Written by Amanda Desouza | Illustration by Thales Molina
HOW TO INNOVATE WITH PURPOSE
Recognized as one of Toronto’s most successful startups, Kobo, the service for e-books and e-readers recently celebrated its 10 year anniversary. The company, which started as a “skunkworks” operation in Indigo’s basement is turning the page and looking into the future. At the helm is President and CEO, Michael Tamblyn, who has been part of the executive team since the company’s inception in 2009.
Under Tamblyn’s leadership, Kobo has transformed the reading industry, bringing the joy of leisure reading back to communities in the digital age and serving over 38 million users.
When revisiting early board presentations, Tamblyn admits they were wrong about a lot in the beginning. They were wrong about who their customers were, how they were going to get them, and what they were going to read. The big thing that they got right: e-books were coming and people were going to carry around their whole reading life with them.
According to Tamblyn, the key to Kobo’s strategy isn’t innovation for its own sake, but for a purpose: to make a reader's life easier.
Kobo was first to market for features such as front lit e-readers and waterproof devices (later adopted by the wider market). For Tamblyn, innovation in this industry means removing the barriers and friction that keeps a person from being able to include more reading into their daily lives.
A hard won battle in the age of social media and death by email, Tamblyn is focused on building devices and immersive content experiences that preserve the deep moments of focus people are so desperately craving. Tamblyn is earning people’s time and rewarding them for escaping what he calls a “surface oriented media landscape.” To do this, customers can choose from an expansive range of over six million titles on Kobo’s platform, from graphic novels to memoirs and everything in between.
Furthering the disruption in the space, Tamblyn is opening up the world of publishing to anyone who desires to put pen to paper. Kobo has removed the publishing intermediary between authors and their readers through Kobo Writing Life (their self-publishing arm) and Kobo Originals (commissioned work exclusively for Kobo). The success is evident—one in four books that Kobo sells in Canada is now written by a self published author that Kobo has a direct relationship with.

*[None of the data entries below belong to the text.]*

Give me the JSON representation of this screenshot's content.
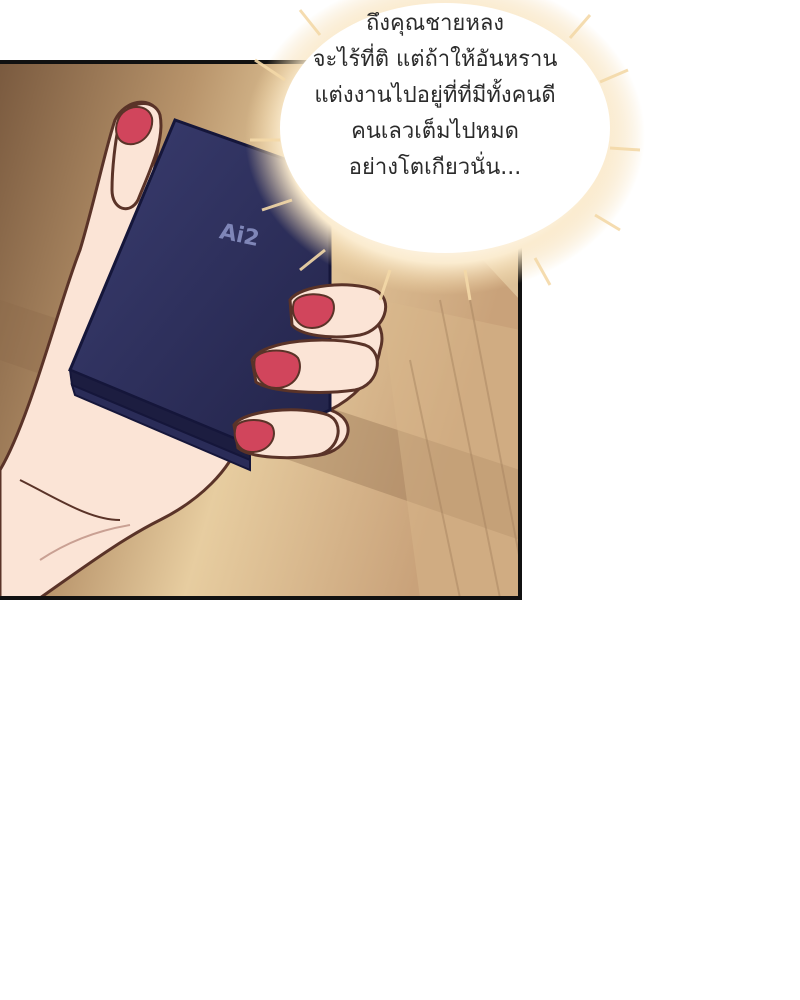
{
  "speech_bubble": {
    "lines": [
      "ถึงคุณชายหลง",
      "จะไร้ที่ติ แต่ถ้าให้อันหราน",
      "แต่งงานไปอยู่ที่ที่มีทั้งคนดี",
      "คนเลวเต็มไปหมด",
      "อย่างโตเกียวนั่น..."
    ]
  },
  "box_logo": "Ai2",
  "colors": {
    "box": "#2d2f5c",
    "nails": "#d1455c",
    "skin": "#fbe4d6",
    "background_wood": "#a87c55",
    "bubble_glow": "#f4d9a8"
  }
}
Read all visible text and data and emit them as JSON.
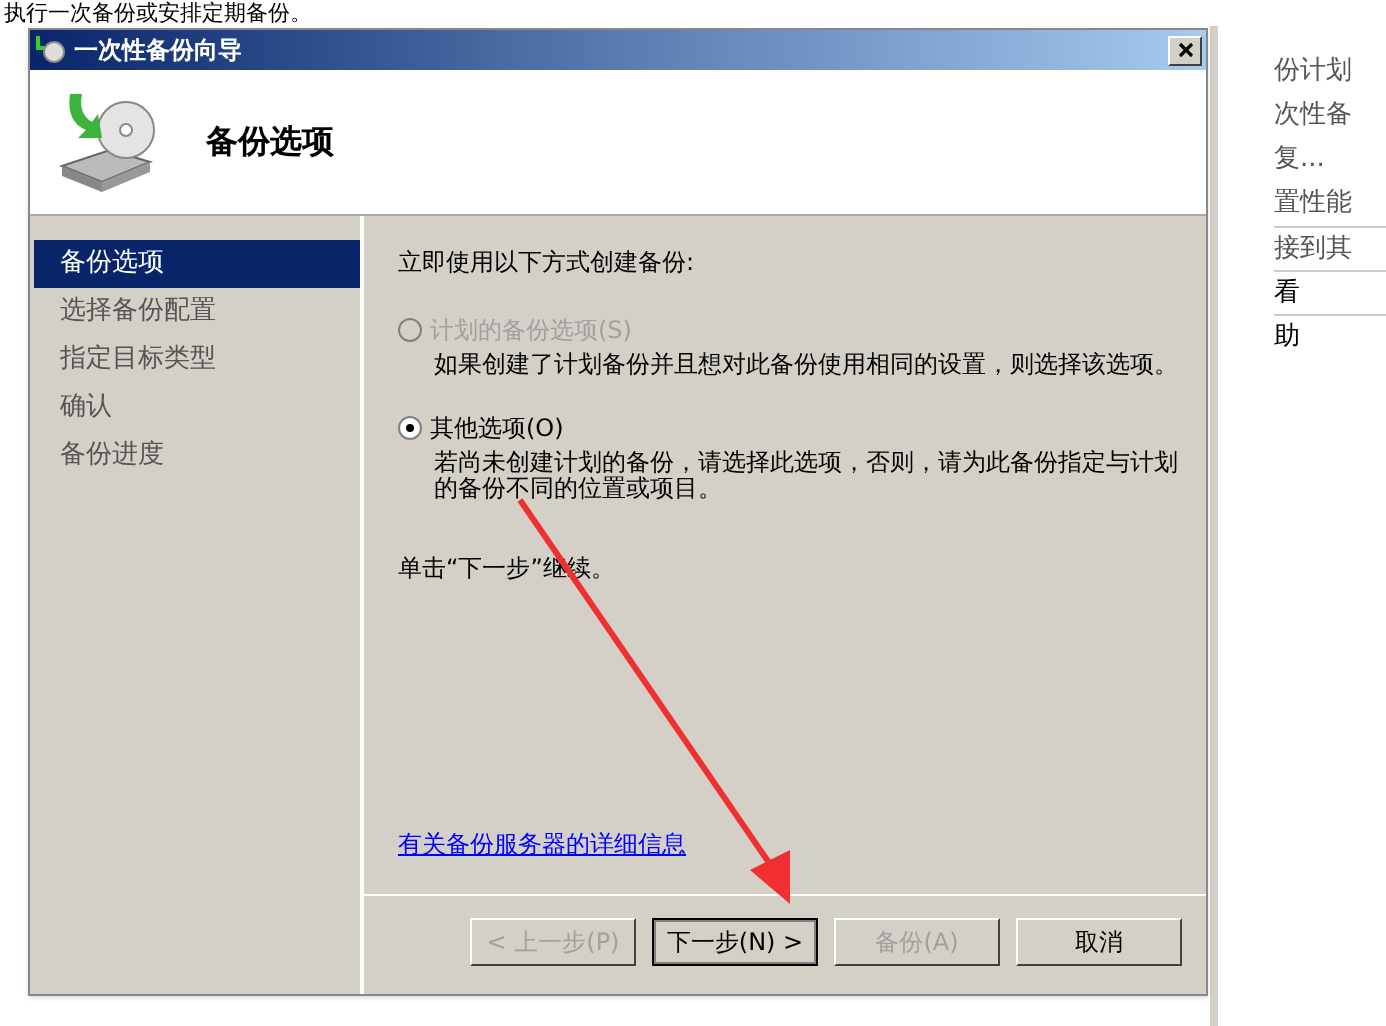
{
  "background": {
    "text": "执行一次备份或安排定期备份。",
    "actions": [
      {
        "label": "份计划"
      },
      {
        "label": "次性备"
      },
      {
        "label": "复..."
      },
      {
        "label": "置性能"
      },
      {
        "label": "接到其"
      },
      {
        "label": "看"
      },
      {
        "label": "助"
      }
    ]
  },
  "dialog": {
    "title": "一次性备份向导",
    "header": "备份选项",
    "steps": [
      {
        "label": "备份选项",
        "selected": true
      },
      {
        "label": "选择备份配置",
        "selected": false
      },
      {
        "label": "指定目标类型",
        "selected": false
      },
      {
        "label": "确认",
        "selected": false
      },
      {
        "label": "备份进度",
        "selected": false
      }
    ],
    "prompt": "立即使用以下方式创建备份:",
    "options": [
      {
        "label": "计划的备份选项(S)",
        "description": "如果创建了计划备份并且想对此备份使用相同的设置，则选择该选项。",
        "selected": false,
        "disabled": true
      },
      {
        "label": "其他选项(O)",
        "description": "若尚未创建计划的备份，请选择此选项，否则，请为此备份指定与计划的备份不同的位置或项目。",
        "selected": true,
        "disabled": false
      }
    ],
    "hint": "单击“下一步”继续。",
    "link": "有关备份服务器的详细信息",
    "buttons": [
      {
        "label": "< 上一步(P)",
        "disabled": true,
        "default": false
      },
      {
        "label": "下一步(N) >",
        "disabled": false,
        "default": true
      },
      {
        "label": "备份(A)",
        "disabled": true,
        "default": false
      },
      {
        "label": "取消",
        "disabled": false,
        "default": false
      }
    ]
  }
}
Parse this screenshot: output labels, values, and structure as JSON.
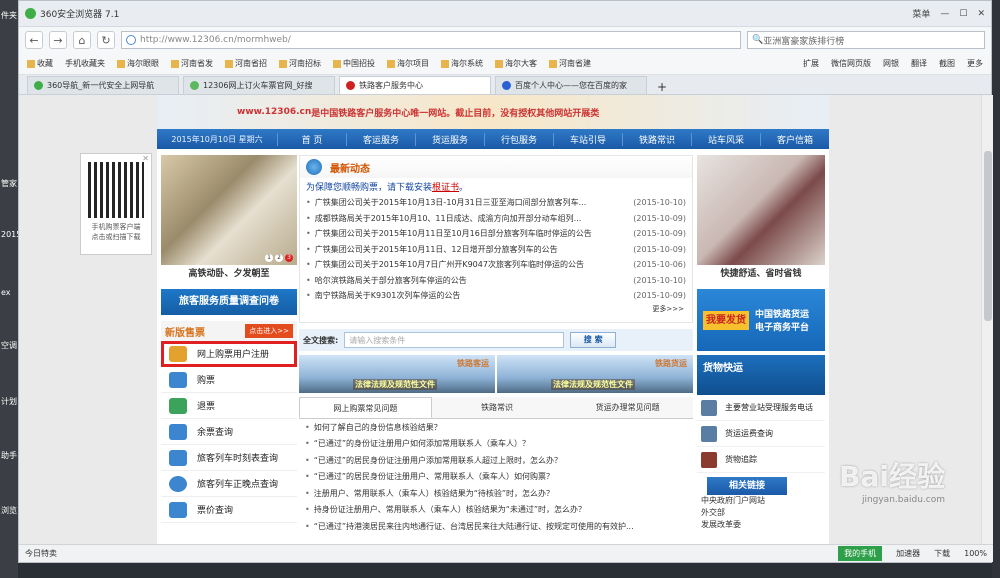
{
  "desktop": {
    "left_labels": [
      "件夹",
      "管家",
      "2015",
      "ex",
      "空调",
      "计划",
      "助手",
      "浏览"
    ]
  },
  "browser": {
    "title": "360安全浏览器 7.1",
    "window_controls": {
      "menu": "菜单"
    },
    "url": "http://www.12306.cn/mormhweb/",
    "search_placeholder": "亚洲富豪家族排行榜",
    "favorites": [
      "收藏",
      "手机收藏夹",
      "海尔眼眼",
      "河南省发",
      "河南省招",
      "河南招标",
      "中国招投",
      "海尔项目",
      "海尔系统",
      "海尔大客",
      "河南省建"
    ],
    "fav_right": [
      "扩展",
      "微信网页版",
      "网银",
      "翻译",
      "截图",
      "更多"
    ],
    "tabs": [
      {
        "label": "360导航_新一代安全上网导航",
        "active": false
      },
      {
        "label": "12306网上订火车票官网_好搜",
        "active": false
      },
      {
        "label": "铁路客户服务中心",
        "active": true
      },
      {
        "label": "百度个人中心——您在百度的家",
        "active": false
      }
    ],
    "status": {
      "left": "今日特卖",
      "phone": "我的手机",
      "accelerator": "加速器",
      "download": "下载",
      "zoom": "100%"
    }
  },
  "site": {
    "banner_url": "www.12306.cn",
    "banner_text": "是中国铁路客户服务中心唯一网站。截止目前，没有授权其他网站开展类",
    "date": "2015年10月10日 星期六",
    "menu": [
      "首 页",
      "客运服务",
      "货运服务",
      "行包服务",
      "车站引导",
      "铁路常识",
      "站车风采",
      "客户信箱"
    ],
    "qr": {
      "text1": "手机购票客户端",
      "text2": "点击或扫描下载"
    },
    "left_caption": "高铁动卧、夕发朝至",
    "survey_button": "旅客服务质量调查问卷",
    "new_sale": "新版售票",
    "enter": "点击进入>>",
    "left_menu": [
      "网上购票用户注册",
      "购票",
      "退票",
      "余票查询",
      "旅客列车时刻表查询",
      "旅客列车正晚点查询",
      "票价查询"
    ],
    "news": {
      "header": "最新动态",
      "warn_prefix": "为保障您顺畅购票，请下载安装",
      "warn_link": "根证书",
      "warn_suffix": "。",
      "items": [
        {
          "title": "广铁集团公司关于2015年10月13日-10月31日三亚至海口间部分旅客列车...",
          "date": "(2015-10-10)"
        },
        {
          "title": "成都铁路局关于2015年10月10、11日成达、成渝方向加开部分动车组列...",
          "date": "(2015-10-09)"
        },
        {
          "title": "广铁集团公司关于2015年10月11日至10月16日部分旅客列车临时停运的公告",
          "date": "(2015-10-09)"
        },
        {
          "title": "广铁集团公司关于2015年10月11日、12日增开部分旅客列车的公告",
          "date": "(2015-10-09)"
        },
        {
          "title": "广铁集团公司关于2015年10月7日广州开K9047次旅客列车临时停运的公告",
          "date": "(2015-10-06)"
        },
        {
          "title": "哈尔滨铁路局关于部分旅客列车停运的公告",
          "date": "(2015-10-10)"
        },
        {
          "title": "南宁铁路局关于K9301次列车停运的公告",
          "date": "(2015-10-09)"
        }
      ],
      "more": "更多>>>"
    },
    "search": {
      "label": "全文搜索:",
      "placeholder": "请输入搜索条件",
      "button": "搜 索"
    },
    "rails": [
      {
        "label": "铁路客运",
        "law": "法律法规及规范性文件"
      },
      {
        "label": "铁路货运",
        "law": "法律法规及规范性文件"
      }
    ],
    "faq_tabs": [
      "网上购票常见问题",
      "铁路常识",
      "货运办理常见问题"
    ],
    "faq": [
      "如何了解自己的身份信息核验结果？",
      "“已通过”的身份证注册用户如何添加常用联系人（乘车人）？",
      "“已通过”的居民身份证注册用户添加常用联系人超过上限时，怎么办？",
      "“已通过”的居民身份证注册用户、常用联系人（乘车人）如何购票？",
      "注册用户、常用联系人（乘车人）核验结果为“待核验”时，怎么办？",
      "持身份证注册用户、常用联系人（乘车人）核验结果为“未通过”时，怎么办？",
      "“已通过”持港澳居民来往内地通行证、台湾居民来往大陆通行证、按规定可使用的有效护..."
    ],
    "right_caption": "快捷舒适、省时省钱",
    "ad1": {
      "tag": "我要发货",
      "text1": "中国铁路货运",
      "text2": "电子商务平台"
    },
    "ad2": "货物快运",
    "right_list": [
      "主要营业站受理服务电话",
      "货运运费查询",
      "货物追踪"
    ],
    "links": {
      "header": "相关链接",
      "items": [
        "中央政府门户网站",
        "外交部",
        "发展改革委"
      ]
    },
    "watermark": "Bai经验",
    "watermark_url": "jingyan.baidu.com"
  }
}
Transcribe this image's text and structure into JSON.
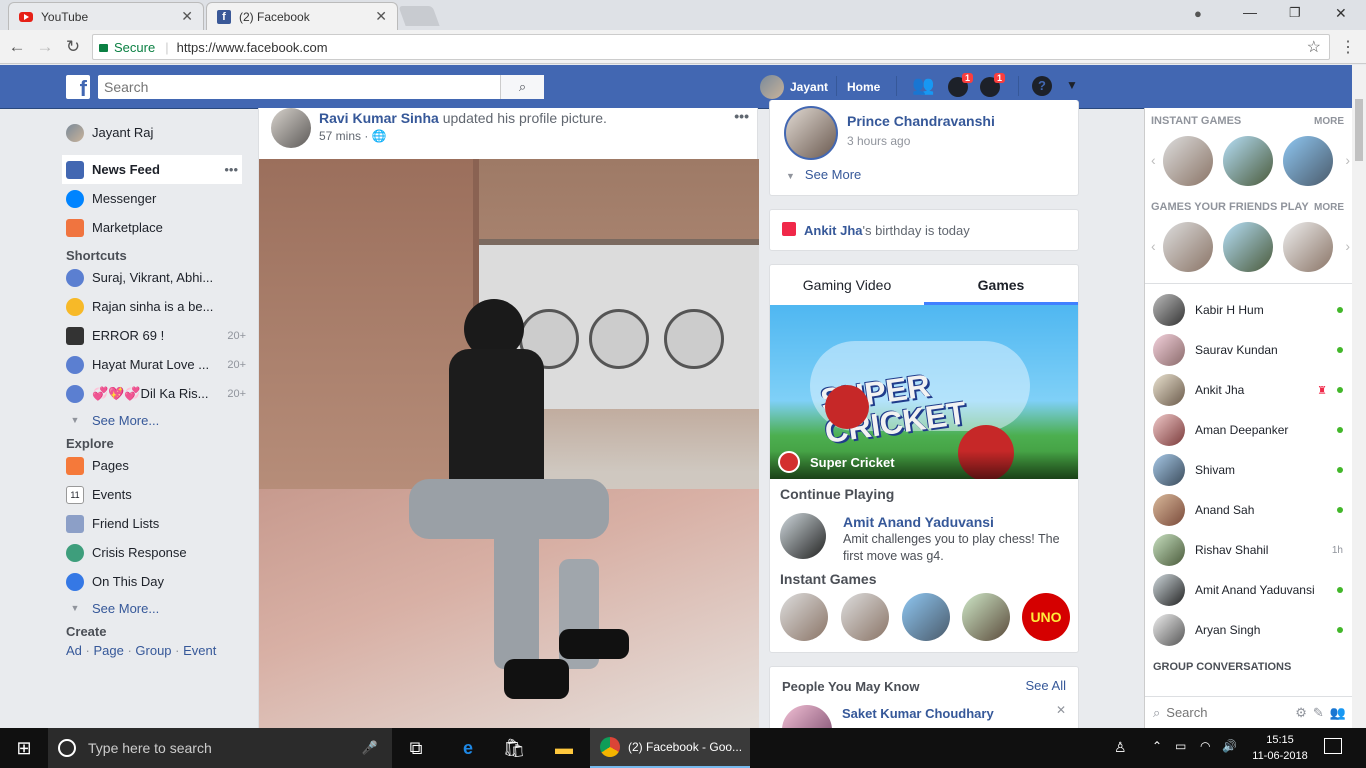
{
  "browser": {
    "tabs": [
      {
        "title": "YouTube",
        "active": false
      },
      {
        "title": "(2) Facebook",
        "active": true
      }
    ],
    "secure_label": "Secure",
    "url": "https://www.facebook.com"
  },
  "header": {
    "search_placeholder": "Search",
    "user_name": "Jayant",
    "home_label": "Home",
    "messages_badge": "1",
    "notifications_badge": "1",
    "brand_color": "#4267b2"
  },
  "left_nav": {
    "profile_name": "Jayant Raj",
    "main": [
      {
        "label": "News Feed",
        "icon": "news-feed-icon"
      },
      {
        "label": "Messenger",
        "icon": "messenger-icon"
      },
      {
        "label": "Marketplace",
        "icon": "marketplace-icon"
      }
    ],
    "shortcuts_title": "Shortcuts",
    "shortcuts": [
      {
        "label": "Suraj, Vikrant, Abhi...",
        "count": ""
      },
      {
        "label": "Rajan sinha is a be...",
        "count": ""
      },
      {
        "label": "ERROR 69 !",
        "count": "20+"
      },
      {
        "label": "Hayat Murat Love ...",
        "count": "20+"
      },
      {
        "label": "💞💖💞Dil Ka Ris...",
        "count": "20+"
      }
    ],
    "see_more": "See More...",
    "explore_title": "Explore",
    "explore": [
      {
        "label": "Pages",
        "icon": "pages-icon"
      },
      {
        "label": "Events",
        "icon": "events-icon"
      },
      {
        "label": "Friend Lists",
        "icon": "friend-lists-icon"
      },
      {
        "label": "Crisis Response",
        "icon": "crisis-response-icon"
      },
      {
        "label": "On This Day",
        "icon": "on-this-day-icon"
      }
    ],
    "see_more_2": "See More...",
    "create_title": "Create",
    "create_links": [
      "Ad",
      "Page",
      "Group",
      "Event"
    ]
  },
  "post": {
    "author": "Ravi Kumar Sinha",
    "action": " updated his profile picture.",
    "time": "57 mins",
    "options": "•••"
  },
  "right_col": {
    "friend_name": "Prince Chandravanshi",
    "friend_time": "3 hours ago",
    "see_more": "See More",
    "birthday_name": "Ankit Jha",
    "birthday_text": "'s birthday is today",
    "tabs": [
      "Gaming Video",
      "Games"
    ],
    "game_banner": "Super Cricket",
    "game_banner_art": "SUPER CRICKET",
    "continue_title": "Continue Playing",
    "challenge_name": "Amit Anand Yaduvansi",
    "challenge_text": "Amit challenges you to play chess! The first move was g4.",
    "instant_games_title": "Instant Games",
    "uno_label": "UNO",
    "pymk_title": "People You May Know",
    "see_all": "See All",
    "pymk_name": "Saket Kumar Choudhary"
  },
  "chat": {
    "instant_games": "INSTANT GAMES",
    "more": "MORE",
    "friends_play": "GAMES YOUR FRIENDS PLAY",
    "more2": "MORE",
    "contacts": [
      {
        "name": "Kabir H Hum",
        "status": "online"
      },
      {
        "name": "Saurav Kundan",
        "status": "online"
      },
      {
        "name": "Ankit Jha",
        "status": "online"
      },
      {
        "name": "Aman Deepanker",
        "status": "online"
      },
      {
        "name": "Shivam",
        "status": "online"
      },
      {
        "name": "Anand Sah",
        "status": "online"
      },
      {
        "name": "Rishav Shahil",
        "status": "1h"
      },
      {
        "name": "Amit Anand Yaduvansi",
        "status": "online"
      },
      {
        "name": "Aryan Singh",
        "status": "online"
      }
    ],
    "group_title": "GROUP CONVERSATIONS",
    "search_placeholder": "Search"
  },
  "taskbar": {
    "search_placeholder": "Type here to search",
    "chrome_window": "(2) Facebook - Goo...",
    "time": "15:15",
    "date": "11-06-2018"
  }
}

Beyond the Canadian market and through a strong partnership business model, Kobo has expanded into 25 countries and boasts over 10,000 physical and online stores worldwide. Tamblyn shares that being a Canadian company is a competitive advantage when seeking partnerships with international retailers. Kobo appears less threatening than other tech giants to retailers who want to remain competitive in their own markets.
Tamblyn appeals to international markets by exploring the nuances in how reading manifests itself differently in other cultures. Cross-cultural differences, such as book price protection in Germany or Japan’s affinity for reading on smartphones, require Tamblyn to apply unique strategies, not generic “culture templates.”
INTERESTINGLY, KOBO'S LARGEST MARKET IS THE NETHERLANDS, WHERE THEY HAVE SURPASSED AMAZON IN MARKET SHARE.
For companies that want to emulate Tamblyn’s success, choosing to innovate with a purpose is fundamental to his strategy. Tamblyn continues to retain the spirit of challenging the status quo of the industry, embracing new ideas, and finding creative solutions to the problems that Kobo’s customers are facing across markets. Unlike their competitors, Kobo is singularly focused on their mission of bettering the reading experience through developing products and device features that allow reading to fit more seamlessly into people’s lifestyles. This strategy is also helping to build customer trust and brand loyalty. When issues surrounding data collection come into play, it is clear that Kobo is concentrating on responsible use of consumer data to design products that their customers are going to love.
For entrepreneurs entering a space with established industry giants, at just under 500 Kobo employees worldwide, Tamblyn shows that small companies shouldn’t be intimidated or afraid to compete against larger companies. While most of Kobo’s competitors use a direct-to-consumer business model, Tamblyn utilizes a partnership business model to successfully compete with powerful, well-funded, tech giants such as Amazon, Google, and Apple. In that spirit, his strategic decision to quietly focus on international markets instead of solely on large markets like the U.S. has paid off big time.